TEFL Jobs by Country:

  :: Cactus TEFL Jobs, Italy



Italy is a country of contrasts, beauty and romance. It's also a country where good taste in fashion and food is a pre-requisite to survival. Whether it's Gucci or Prada, gnocchi or papardelle, the Italians take an immense, and justifiable, pride in their national assets. But three millennia of history and culture go a lot further than credit cards and waistlines…for this is also one of the oldest, and most fascinating, European countries. The art and architecture are second to none and whether you choose to take it all in by foot, by gondola, or on the back of a Vespa, the journey is simply breathtaking.

The TEFL market in Italy is well-established and continuing to grow, making it a great destination for those looking for work. Italy can be a particularly good option for newly-qualified teachers, as many schools (particularly those in smaller towns) are willing to take on teachers with relatively little teaching experience.
Many of the jobs are in smaller towns and cities and some jobs are offered in more rural settings, in which case a school car is often provided for the teacher’s use. It is always a good idea to check out the precise location of the school so that you know exactly what to expect. There are also plenty of jobs around in the larger cities, although you may find that many of the schools there require teachers to have a couple of years experience under their belt. Jobs in places like Rome and Bologna are very sought after and teachers who manage to get work there tend to stay for as long as they can. Milan however, is a particularly rich area for TEFL work, especially in the area of Business English Teaching, and work is generally easy to come across.

English-learning in Italy is big business and you will find that Italians are generally very enthusiastic students. Their reputation as a warm and hospitable nation is well-deserved and teaching in the country will give you a fantastic insight into their language and culture.
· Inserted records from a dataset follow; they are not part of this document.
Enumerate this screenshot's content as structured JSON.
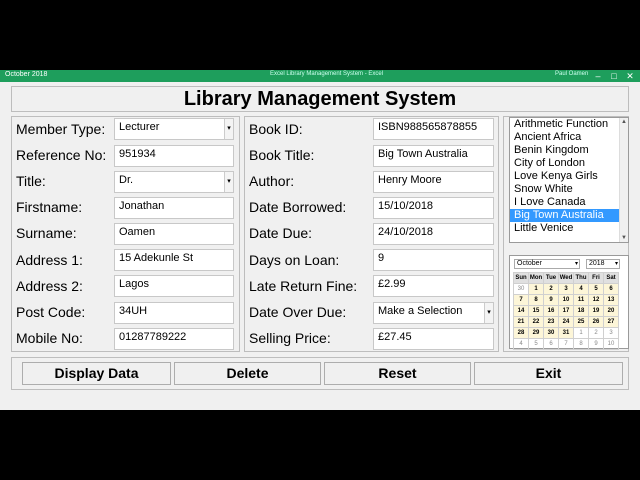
{
  "titlebar": {
    "left_text": "October 2018",
    "center_text": "Excel Library Management System - Excel",
    "right_text": "Paul Oamen",
    "accent": "#1e9e5c"
  },
  "title": "Library Management System",
  "member": {
    "member_type": {
      "label": "Member Type:",
      "value": "Lecturer"
    },
    "reference_no": {
      "label": "Reference No:",
      "value": "951934"
    },
    "title": {
      "label": "Title:",
      "value": "Dr."
    },
    "firstname": {
      "label": "Firstname:",
      "value": "Jonathan"
    },
    "surname": {
      "label": "Surname:",
      "value": "Oamen"
    },
    "address1": {
      "label": "Address 1:",
      "value": "15 Adekunle St"
    },
    "address2": {
      "label": "Address 2:",
      "value": "Lagos"
    },
    "post_code": {
      "label": "Post Code:",
      "value": "34UH"
    },
    "mobile_no": {
      "label": "Mobile No:",
      "value": "01287789222"
    }
  },
  "book": {
    "book_id": {
      "label": "Book ID:",
      "value": "ISBN988565878855"
    },
    "book_title": {
      "label": "Book Title:",
      "value": "Big Town Australia"
    },
    "author": {
      "label": "Author:",
      "value": "Henry Moore"
    },
    "date_borrowed": {
      "label": "Date Borrowed:",
      "value": "15/10/2018"
    },
    "date_due": {
      "label": "Date Due:",
      "value": "24/10/2018"
    },
    "days_on_loan": {
      "label": "Days on Loan:",
      "value": "9"
    },
    "late_return_fine": {
      "label": "Late Return Fine:",
      "value": "£2.99"
    },
    "date_over_due": {
      "label": "Date Over Due:",
      "value": "Make a Selection"
    },
    "selling_price": {
      "label": "Selling Price:",
      "value": "£27.45"
    }
  },
  "book_list": {
    "items": [
      "Arithmetic Function",
      "Ancient Africa",
      "Benin Kingdom",
      "City of London",
      "Love Kenya Girls",
      "Snow White",
      "I Love Canada",
      "Big Town Australia",
      "Little Venice"
    ],
    "selected_index": 7,
    "selection_color": "#3399ff"
  },
  "calendar": {
    "month": "October",
    "year": "2018",
    "days": [
      "Sun",
      "Mon",
      "Tue",
      "Wed",
      "Thu",
      "Fri",
      "Sat"
    ],
    "weeks": [
      [
        "30",
        "1",
        "2",
        "3",
        "4",
        "5",
        "6"
      ],
      [
        "7",
        "8",
        "9",
        "10",
        "11",
        "12",
        "13"
      ],
      [
        "14",
        "15",
        "16",
        "17",
        "18",
        "19",
        "20"
      ],
      [
        "21",
        "22",
        "23",
        "24",
        "25",
        "26",
        "27"
      ],
      [
        "28",
        "29",
        "30",
        "31",
        "1",
        "2",
        "3"
      ],
      [
        "4",
        "5",
        "6",
        "7",
        "8",
        "9",
        "10"
      ]
    ]
  },
  "buttons": {
    "display": "Display Data",
    "delete": "Delete",
    "reset": "Reset",
    "exit": "Exit"
  }
}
Salary and hours
On average, teachers can expect to be contracted for 20-30 hours teaching a week, although at busy times of the year they may be asked to do extra. ‘Split shifts’ are quite common in Italy and it’s worth bearing in mind that you may well find yourself teaching lessons first thing in the morning and then last thing at night. Saturday morning teaching is also a normal requirement, particularly for the less experienced teachers in a language school.
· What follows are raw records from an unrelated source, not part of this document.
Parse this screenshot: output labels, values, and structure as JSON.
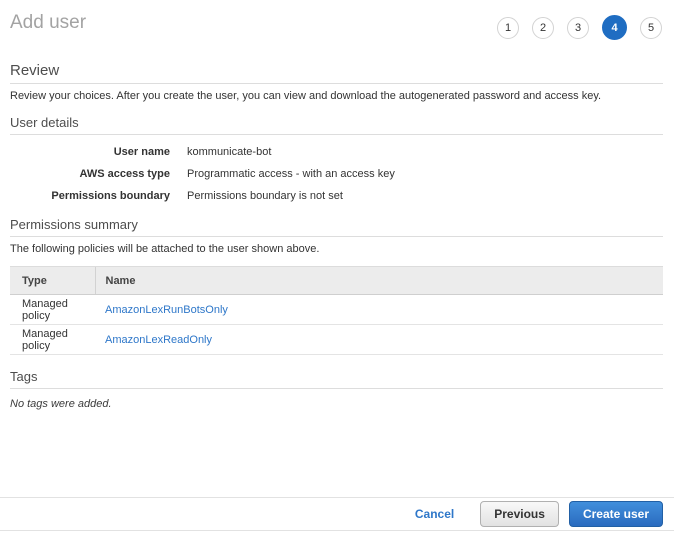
{
  "page": {
    "title": "Add user"
  },
  "steps": {
    "items": [
      "1",
      "2",
      "3",
      "4",
      "5"
    ],
    "active_step": "4"
  },
  "review": {
    "heading": "Review",
    "description": "Review your choices. After you create the user, you can view and download the autogenerated password and access key."
  },
  "user_details": {
    "heading": "User details",
    "rows": [
      {
        "label": "User name",
        "value": "kommunicate-bot"
      },
      {
        "label": "AWS access type",
        "value": "Programmatic access - with an access key"
      },
      {
        "label": "Permissions boundary",
        "value": "Permissions boundary is not set"
      }
    ]
  },
  "permissions_summary": {
    "heading": "Permissions summary",
    "description": "The following policies will be attached to the user shown above.",
    "table": {
      "columns": [
        "Type",
        "Name"
      ],
      "rows": [
        {
          "type": "Managed policy",
          "name": "AmazonLexRunBotsOnly"
        },
        {
          "type": "Managed policy",
          "name": "AmazonLexReadOnly"
        }
      ]
    }
  },
  "tags": {
    "heading": "Tags",
    "empty_message": "No tags were added."
  },
  "footer": {
    "cancel_label": "Cancel",
    "previous_label": "Previous",
    "create_label": "Create user"
  },
  "colors": {
    "title_gray": "#a3a3a3",
    "heading_gray": "#4d4d4d",
    "text": "#333333",
    "line": "#dddddd",
    "table_header_bg": "#ececec",
    "link_blue": "#2e77c9",
    "step_blue": "#1f6dc2",
    "button_blue_top": "#418fdc",
    "button_blue_bottom": "#2a6bbf"
  }
}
Salaries tend to be around 900- 1100 euros a month before tax.

Type of teaching
Teachers can expect to teach a variety of age-groups and class-types. Business clients and Younger Learners are very common, and you may even find that you are sent to the local ‘scuola media’ (middle high school) or scuola superiore (high school) to teach large English classes. Driving out to give lessons at a company’s place of work is also fairly common, so having a driving licence will definitely be an advantage when you are looking for work.

Accommodation for teachers in Italy is often organised on your behalf. Language schools sometimes own flats which they rent out to their teachers each year. If not, they are usually able to source accommodation for you, or at least give you all the information that you require to do so yourself. Accommodation can be expensive though, and you should beware of hidden costs, i.e deposits, costs to connect the electricity, gas, water rates, and cleaning at the end of the contract. Unfortunately it can sometimes be difficult to get deposits back too.

Start of school year/ best time to look for work
Most contracts with private language schools will begin in September/October and run through to June or July. The majority of schools will require teachers to have a CELTA/TESOL or equivalent qualification, and any knowledge of Italian will be an advantage, although by no means a necessity.
January is also a good time to look for work.

Red Tape
Any EU resident who takes up a post in Italy will be required to apply for a residence permit (carta di soggiorno) at the local ‘questura’ (police headquarters) when they arrive. This can require a substantial amount of photocopying of documents, and even more patience! The school that you work for will usually help or advise you on how best to go about the process though.

Miscellaneous advice
Before accepting a job, teachers should be clear that there really is a north/ south divide in Italy and while Milan typifies northern Italian life, Naples is a quintessential city of the south. Milan is cosmopolitan, well developed and very European, whereas Naples is disorganised, chaotic and spontaneous. Attitudes towards several things, including women, can be fairly backward in the South and it is worth remembering that parts of this area are still quite underdeveloped.


British Council

British Institutes


Education Guardian

Lonely Planet Guide - Italy